February 1, 2006 (by Lieven Dewitte) - Chile received the first two of 10 F-16C block 50 Peace Puma aircraft from the U.S. on Tuesday, part of a major military upgrade that has worried some of its South American neighbors despite assurances that the country is only renewing obsolete equipment.
Over the next 10 months, the Chilean air force will receive eight additional F-16 C and D model aircraft from the contractor Lockheed Martin Corp. The 10 aircraft sale, munitions and maintenance -- all part of the "Peace Puma" program -- is worth $547 million.
The Air Force worked with the Chilean government, the Chilean air force and the defense contractor to broker the aircraft sale as the latest improvement in the long-term relationship between the two nations' air forces, said Bruce S. Lemkin, Air Force deputy undersecretary for international affairs.
Included in the purchase are joint direct attack munitions, or JDAMs
heat-seeking missiles, and advanced medium range air-to-air missiles, or AMRAAMs.
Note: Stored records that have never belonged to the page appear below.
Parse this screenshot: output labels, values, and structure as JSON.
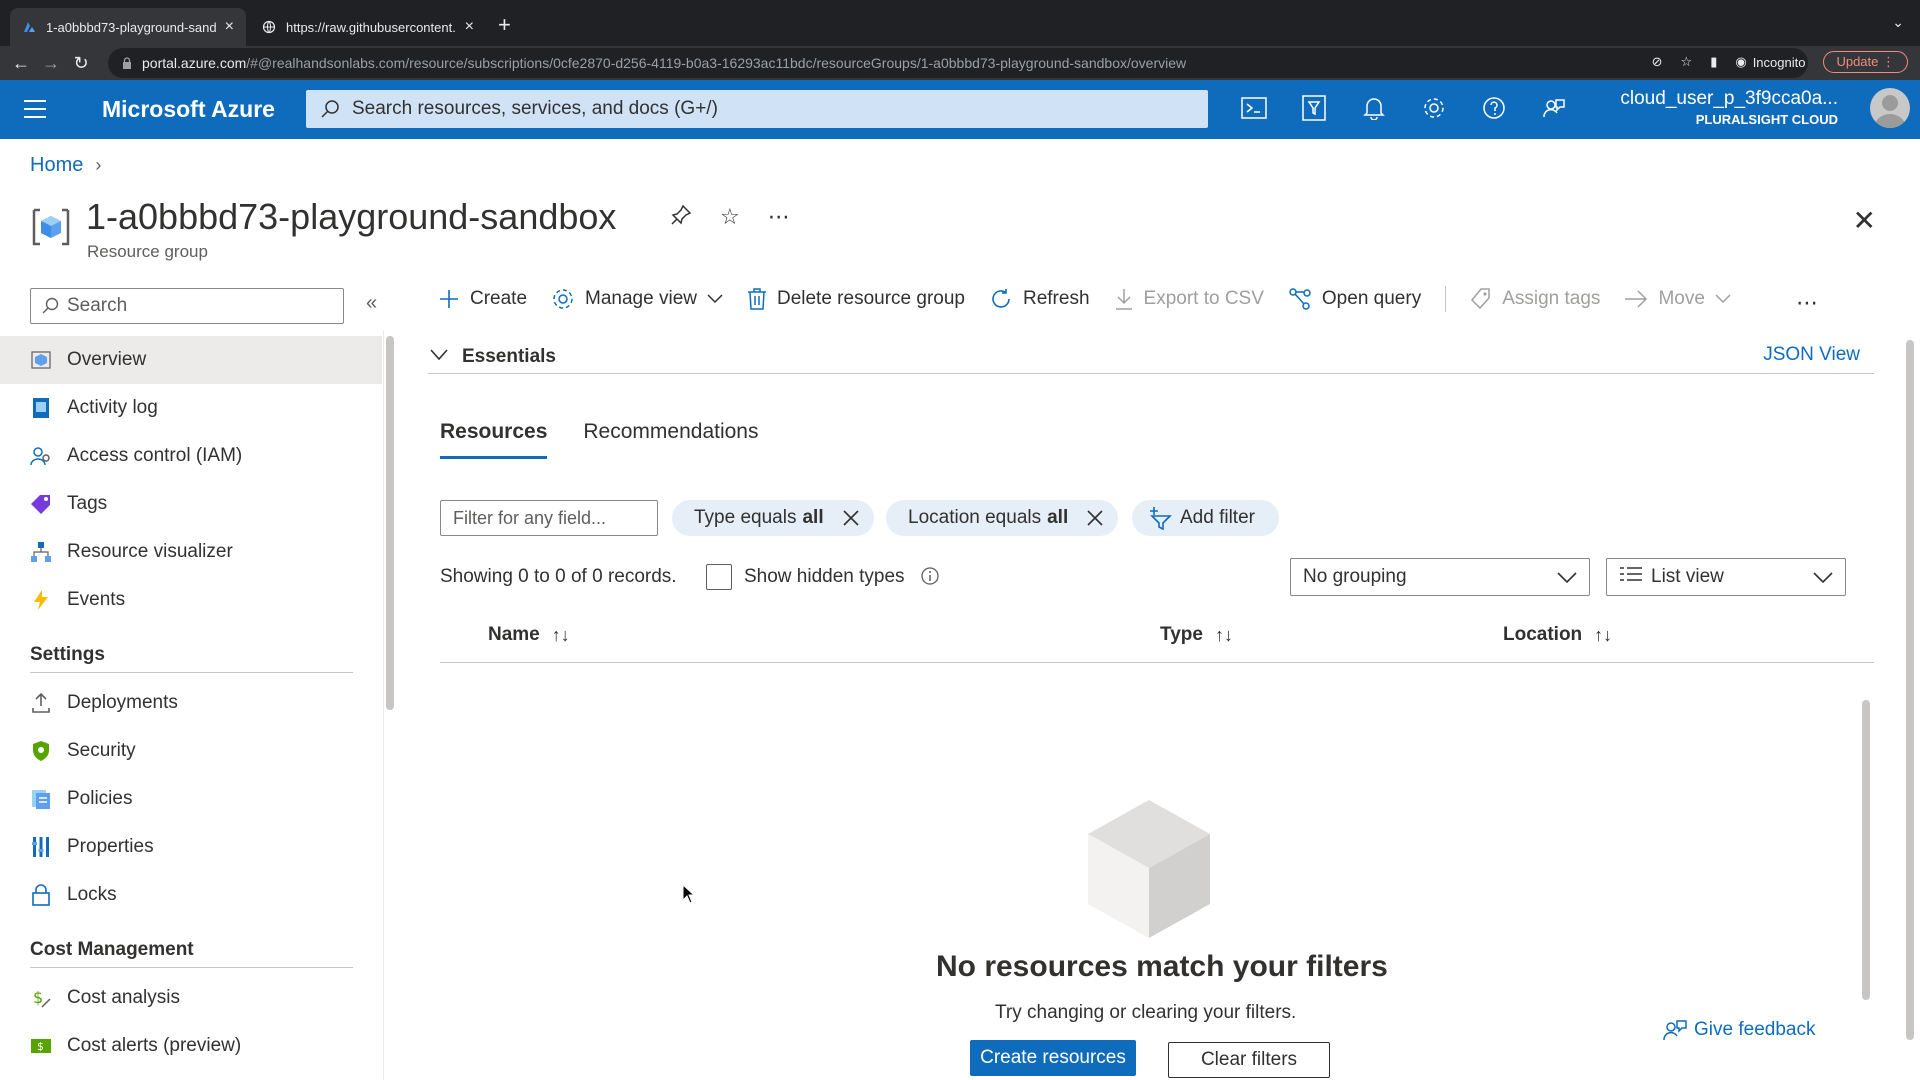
{
  "browser": {
    "tabs": [
      {
        "title": "1-a0bbbd73-playground-sandb",
        "active": true
      },
      {
        "title": "https://raw.githubusercontent.",
        "active": false
      }
    ],
    "new_tab": "+",
    "url_host": "portal.azure.com",
    "url_path": "/#@realhandsonlabs.com/resource/subscriptions/0cfe2870-d256-4119-b0a3-16293ac11bdc/resourceGroups/1-a0bbbd73-playground-sandbox/overview",
    "incognito_label": "Incognito",
    "update_label": "Update"
  },
  "header": {
    "brand": "Microsoft Azure",
    "search_placeholder": "Search resources, services, and docs (G+/)",
    "user_name": "cloud_user_p_3f9cca0a...",
    "tenant": "PLURALSIGHT CLOUD",
    "icons": [
      "cloud-shell-icon",
      "directory-filter-icon",
      "notifications-icon",
      "settings-icon",
      "help-icon",
      "feedback-icon"
    ]
  },
  "breadcrumb": {
    "home": "Home"
  },
  "resource": {
    "title": "1-a0bbbd73-playground-sandbox",
    "subtitle": "Resource group"
  },
  "left_nav": {
    "search_placeholder": "Search",
    "items": [
      {
        "label": "Overview",
        "selected": true
      },
      {
        "label": "Activity log"
      },
      {
        "label": "Access control (IAM)"
      },
      {
        "label": "Tags"
      },
      {
        "label": "Resource visualizer"
      },
      {
        "label": "Events"
      }
    ],
    "settings_title": "Settings",
    "settings_items": [
      {
        "label": "Deployments"
      },
      {
        "label": "Security"
      },
      {
        "label": "Policies"
      },
      {
        "label": "Properties"
      },
      {
        "label": "Locks"
      }
    ],
    "cost_title": "Cost Management",
    "cost_items": [
      {
        "label": "Cost analysis"
      },
      {
        "label": "Cost alerts (preview)"
      }
    ]
  },
  "commands": {
    "create": "Create",
    "manage_view": "Manage view",
    "delete": "Delete resource group",
    "refresh": "Refresh",
    "export": "Export to CSV",
    "open_query": "Open query",
    "assign_tags": "Assign tags",
    "move": "Move"
  },
  "essentials": {
    "title": "Essentials",
    "json_view": "JSON View"
  },
  "tabs": {
    "resources": "Resources",
    "recommendations": "Recommendations"
  },
  "filters": {
    "placeholder": "Filter for any field...",
    "type_pill": "Type equals",
    "type_value": "all",
    "location_pill": "Location equals",
    "location_value": "all",
    "add_filter": "Add filter"
  },
  "records": {
    "showing": "Showing 0 to 0 of 0 records.",
    "show_hidden": "Show hidden types",
    "grouping": "No grouping",
    "view": "List view"
  },
  "table": {
    "columns": [
      "Name",
      "Type",
      "Location"
    ]
  },
  "empty_state": {
    "title": "No resources match your filters",
    "text": "Try changing or clearing your filters.",
    "create_button": "Create resources",
    "clear_button": "Clear filters"
  },
  "feedback": "Give feedback",
  "colors": {
    "azure_blue": "#0f6cbd",
    "pill_bg": "#e6eef7"
  }
}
The Air Force will conduct F-16 flying training with Chilean pilots. In addition, "train-the-trainer" instruction will enable the Chileans to train their own pilots. The Air Force and contractor will also provide maintenance training, Mr. Lemkin said.
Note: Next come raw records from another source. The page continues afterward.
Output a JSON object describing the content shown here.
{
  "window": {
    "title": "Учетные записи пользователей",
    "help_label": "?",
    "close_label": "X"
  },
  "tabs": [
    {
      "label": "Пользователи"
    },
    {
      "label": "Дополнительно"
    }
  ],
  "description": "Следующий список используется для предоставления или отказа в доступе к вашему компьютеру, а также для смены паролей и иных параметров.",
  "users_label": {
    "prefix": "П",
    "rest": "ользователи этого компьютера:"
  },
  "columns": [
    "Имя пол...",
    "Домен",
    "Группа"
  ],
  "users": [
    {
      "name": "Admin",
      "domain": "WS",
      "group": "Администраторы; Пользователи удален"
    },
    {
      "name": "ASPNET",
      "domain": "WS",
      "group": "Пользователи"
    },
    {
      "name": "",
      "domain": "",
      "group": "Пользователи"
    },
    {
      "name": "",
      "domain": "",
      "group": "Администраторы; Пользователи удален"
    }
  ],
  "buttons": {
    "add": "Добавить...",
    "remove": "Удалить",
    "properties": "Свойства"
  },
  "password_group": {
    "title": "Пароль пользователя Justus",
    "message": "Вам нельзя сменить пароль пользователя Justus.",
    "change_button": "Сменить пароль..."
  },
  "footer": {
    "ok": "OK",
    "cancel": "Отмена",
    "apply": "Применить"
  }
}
The acquisition of the F-16s is part of a major military upgrade that has worried some of its South American neighbors despite assurances that the country is only renewing obsolete equipment.
ordered the planes after the United States ended a 20-year ban on the sale of high-tech weaponry in Latin America. The new F-16s were not yet equipped with the latest high-tech missiles, in keeping with a U.S. policy not to be the first to introduce new military technology to a region.
President Ricardo Lagos insisted that Chile is not breaking the regional military balance as he spoke at a reception ceremony for the fighter planes at a military airport near Santiago.
"What we are doing is just replacing material that has completed its useful life," Lagos said.
The president noted that Chile has informed neighboring countries about all its purchases, which also include 18 more secondhand F-16s from the Dutch air force.
Chile is the second South American country to purchase the F-16 after Venezuela
The purchases have been aided by booming copper prices as there is a law that gives the armed forces 10 percent of Chile's copper sales abroad. Chile is the world's largest copper exporter.
Air Force Commander Gen. Osvaldo Sarabia said the F-16s, which will replace the force's French-made Mirages, will be stationed in the northern port city of Iquique.